Freshman Rep. Ben Quayle (R-Ariz.) today said a new effort by Speaker John Boehner (Ohio) and other GOP leaders to prod the Obama administration into releasing Department of Justice documents is “too little, too late.” Quayle said the House should move quickly to hold Attorney General Eric Holder in contempt of Congress.
Boehner, Majority Leader Eric Cantor (Va.) Majority Whip Kevin McCarthy (Calif.) and Oversight and Government Reform Chairman Darrell Issa (Calif.) sent a letter to Holder today demanding the release of more documents related to “Operation Fast and Furious,” a botched gun-smuggling investigation.
But Quayle, who is engaged in a competitive Republican primary in the border state of Arizona, dismissed the letter as prolonging the inevitable.
“The time has come to recognize the obvious: Attorney General Eric Holder has not and will not cooperate with this Congressional investigation. He has had many chances to do the right thing, and has refused each time,” Quayle said. “It’s time for action.”
At issue is Issa’s investigation of Fast and Furious, a 2010 program by the Bureau of Alcohol, Tobacco, Firearms and Explosives. In the operation, ATF agents allowed guns to “walk,” which meant ending surveillance on high-powered weapons suspected to be en route to Mexican drug cartels.
Quayle was one of six freshman lawamkers on the House Judiciary Committee who sent a letter on Thursday pressing leadership to hold bring a contempt of Congress resolution for Holder to the floor.
Instead, the leaders penned the letter to attorney general. Leaders met with Issa on Thursday morning.
Rep. Jason Chaffetz (R-Utah) told Roll Call the letter was enough “for the moment.”
“It’s an abundance of caution,” Chaffetz said about the recent moves by GOP leaders. “They want to make sure that they can convey to everyone that they’ve been patient, bending over backwards trying to give them an opportunity to respond.”
In addition to the letter, Boehner also raised the issue briefly at a meeting with President Barack Obama on Wednesday. Rep. Dan Burton (R-Ind.), a former chairman of the Oversight panel, said that indicated that the matter was on the Speaker’s “front burner.”
But the new requests stand in contrast to the draft contempt resolution, which Issa has unsuccessfully lobbied leadership to bring up for weeks.
Although sympathetic to Issa’s demands, leadership is wary of forcing the issue at this point with the Obama administration.

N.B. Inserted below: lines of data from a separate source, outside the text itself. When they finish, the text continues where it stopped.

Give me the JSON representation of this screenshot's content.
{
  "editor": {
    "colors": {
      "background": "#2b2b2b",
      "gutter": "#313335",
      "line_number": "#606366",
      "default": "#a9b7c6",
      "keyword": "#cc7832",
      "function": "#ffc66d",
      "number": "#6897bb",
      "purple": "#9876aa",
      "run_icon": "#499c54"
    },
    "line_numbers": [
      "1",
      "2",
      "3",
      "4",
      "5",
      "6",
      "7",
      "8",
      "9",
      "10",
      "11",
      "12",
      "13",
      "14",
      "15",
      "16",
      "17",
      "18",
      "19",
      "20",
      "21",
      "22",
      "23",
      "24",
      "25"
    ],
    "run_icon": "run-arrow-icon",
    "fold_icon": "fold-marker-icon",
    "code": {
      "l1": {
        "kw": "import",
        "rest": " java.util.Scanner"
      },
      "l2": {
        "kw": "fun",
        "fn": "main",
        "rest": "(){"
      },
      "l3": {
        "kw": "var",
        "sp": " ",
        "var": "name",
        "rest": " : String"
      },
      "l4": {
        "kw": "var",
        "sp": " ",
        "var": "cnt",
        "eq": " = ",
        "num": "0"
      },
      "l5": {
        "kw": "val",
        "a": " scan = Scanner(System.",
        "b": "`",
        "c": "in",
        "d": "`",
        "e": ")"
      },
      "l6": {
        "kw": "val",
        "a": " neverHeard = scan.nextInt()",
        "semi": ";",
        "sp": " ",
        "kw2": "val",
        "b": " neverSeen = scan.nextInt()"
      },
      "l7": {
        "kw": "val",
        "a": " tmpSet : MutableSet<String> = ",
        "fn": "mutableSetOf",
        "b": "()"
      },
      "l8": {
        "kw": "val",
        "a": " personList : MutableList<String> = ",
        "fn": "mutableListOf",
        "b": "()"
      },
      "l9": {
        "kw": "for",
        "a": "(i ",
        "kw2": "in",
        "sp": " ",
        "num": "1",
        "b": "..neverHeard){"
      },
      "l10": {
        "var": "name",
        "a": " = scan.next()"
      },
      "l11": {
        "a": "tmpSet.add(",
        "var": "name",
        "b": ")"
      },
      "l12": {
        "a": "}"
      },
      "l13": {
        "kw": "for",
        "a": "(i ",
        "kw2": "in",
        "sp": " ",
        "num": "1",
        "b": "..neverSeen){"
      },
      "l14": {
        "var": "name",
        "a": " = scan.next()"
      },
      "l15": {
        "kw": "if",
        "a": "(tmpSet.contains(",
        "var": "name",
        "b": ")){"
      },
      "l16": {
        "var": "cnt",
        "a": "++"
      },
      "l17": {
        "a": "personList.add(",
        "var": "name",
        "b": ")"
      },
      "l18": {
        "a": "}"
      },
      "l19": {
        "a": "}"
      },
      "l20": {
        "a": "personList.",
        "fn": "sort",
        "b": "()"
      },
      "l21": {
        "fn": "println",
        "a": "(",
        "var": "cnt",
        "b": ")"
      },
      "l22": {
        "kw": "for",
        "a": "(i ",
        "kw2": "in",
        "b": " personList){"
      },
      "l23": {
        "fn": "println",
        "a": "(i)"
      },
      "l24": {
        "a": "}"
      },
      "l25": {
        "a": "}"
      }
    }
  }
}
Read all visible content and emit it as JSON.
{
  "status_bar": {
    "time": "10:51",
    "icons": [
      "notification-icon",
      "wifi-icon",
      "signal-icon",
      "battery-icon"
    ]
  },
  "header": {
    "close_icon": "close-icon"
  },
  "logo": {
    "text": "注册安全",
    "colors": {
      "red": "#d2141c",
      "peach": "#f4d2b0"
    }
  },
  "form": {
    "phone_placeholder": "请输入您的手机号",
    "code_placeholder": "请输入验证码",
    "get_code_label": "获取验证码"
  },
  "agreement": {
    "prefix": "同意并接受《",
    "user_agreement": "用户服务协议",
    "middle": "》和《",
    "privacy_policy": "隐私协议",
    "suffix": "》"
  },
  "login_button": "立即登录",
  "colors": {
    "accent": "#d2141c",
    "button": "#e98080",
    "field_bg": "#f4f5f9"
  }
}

Sources familiar with the situation said Boehner and his team are sensitive to any appearance that they are launching a partisan witch hunt or might be adversely affecting ongoing criminal investigations.
Hillary Rodham Clinton, center, along with former Secretary of State Madeleine Albright, right, and Annette Tilleman-Dick, left, wife for former Rep. Tom Lanots, D-Calif. Clinton was honored with the Tom Lantos Human Rights Prize during a ceremony last week at the Cannon House Office Building. Previous winners include the Dalai Lama and Elie Wiesel.
Each year since 1990, CQ Roll Call has reviewed the financial disclosures of all 541 senators, representatives and delegates to determine the 50 richest members of Congress. This year's report, derived from forms covering the calendar year 2012, shows it took a net worth of $6.67 million to crack the exclusive club.